Return every line of the listing, exactly as it reads.
*** Data for this task ***
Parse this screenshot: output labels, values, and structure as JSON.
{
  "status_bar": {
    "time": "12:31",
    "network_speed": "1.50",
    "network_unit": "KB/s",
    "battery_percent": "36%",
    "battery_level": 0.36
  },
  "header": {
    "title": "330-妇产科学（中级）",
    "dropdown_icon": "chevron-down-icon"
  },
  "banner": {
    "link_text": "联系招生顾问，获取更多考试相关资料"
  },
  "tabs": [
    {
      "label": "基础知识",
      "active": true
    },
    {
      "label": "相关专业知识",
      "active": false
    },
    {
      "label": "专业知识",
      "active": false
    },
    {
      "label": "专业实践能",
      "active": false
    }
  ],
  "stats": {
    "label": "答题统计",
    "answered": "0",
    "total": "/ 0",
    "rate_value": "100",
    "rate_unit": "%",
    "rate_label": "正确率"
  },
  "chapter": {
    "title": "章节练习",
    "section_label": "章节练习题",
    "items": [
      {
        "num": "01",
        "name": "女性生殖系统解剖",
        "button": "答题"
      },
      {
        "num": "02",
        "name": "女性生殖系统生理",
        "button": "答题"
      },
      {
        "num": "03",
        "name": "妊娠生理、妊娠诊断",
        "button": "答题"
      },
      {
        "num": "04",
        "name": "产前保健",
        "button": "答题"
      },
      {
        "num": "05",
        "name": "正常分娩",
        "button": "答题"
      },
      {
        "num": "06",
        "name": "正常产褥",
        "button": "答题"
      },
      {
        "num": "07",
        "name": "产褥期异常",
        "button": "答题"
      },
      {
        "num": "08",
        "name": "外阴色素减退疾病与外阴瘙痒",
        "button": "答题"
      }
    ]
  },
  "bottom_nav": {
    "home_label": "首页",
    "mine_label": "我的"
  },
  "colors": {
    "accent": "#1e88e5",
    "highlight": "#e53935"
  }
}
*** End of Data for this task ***
* **Written solution**:
Parse this screenshot: output labels, values, and structure as JSON.
{
  "status_bar": {
    "time": "12:31",
    "network_speed": "1.50",
    "network_unit": "KB/s",
    "battery_percent": "36%",
    "battery_level": 0.36
  },
  "header": {
    "title": "330-妇产科学（中级）",
    "dropdown_icon": "chevron-down-icon"
  },
  "banner": {
    "link_text": "联系招生顾问，获取更多考试相关资料"
  },
  "tabs": [
    {
      "label": "基础知识",
      "active": true
    },
    {
      "label": "相关专业知识",
      "active": false
    },
    {
      "label": "专业知识",
      "active": false
    },
    {
      "label": "专业实践能",
      "active": false
    }
  ],
  "stats": {
    "label": "答题统计",
    "answered": "0",
    "total": "/ 0",
    "rate_value": "100",
    "rate_unit": "%",
    "rate_label": "正确率"
  },
  "chapter": {
    "title": "章节练习",
    "section_label": "章节练习题",
    "items": [
      {
        "num": "01",
        "name": "女性生殖系统解剖",
        "button": "答题"
      },
      {
        "num": "02",
        "name": "女性生殖系统生理",
        "button": "答题"
      },
      {
        "num": "03",
        "name": "妊娠生理、妊娠诊断",
        "button": "答题"
      },
      {
        "num": "04",
        "name": "产前保健",
        "button": "答题"
      },
      {
        "num": "05",
        "name": "正常分娩",
        "button": "答题"
      },
      {
        "num": "06",
        "name": "正常产褥",
        "button": "答题"
      },
      {
        "num": "07",
        "name": "产褥期异常",
        "button": "答题"
      },
      {
        "num": "08",
        "name": "外阴色素减退疾病与外阴瘙痒",
        "button": "答题"
      }
    ]
  },
  "bottom_nav": {
    "home_label": "首页",
    "mine_label": "我的"
  },
  "colors": {
    "accent": "#1e88e5",
    "highlight": "#e53935"
  }
}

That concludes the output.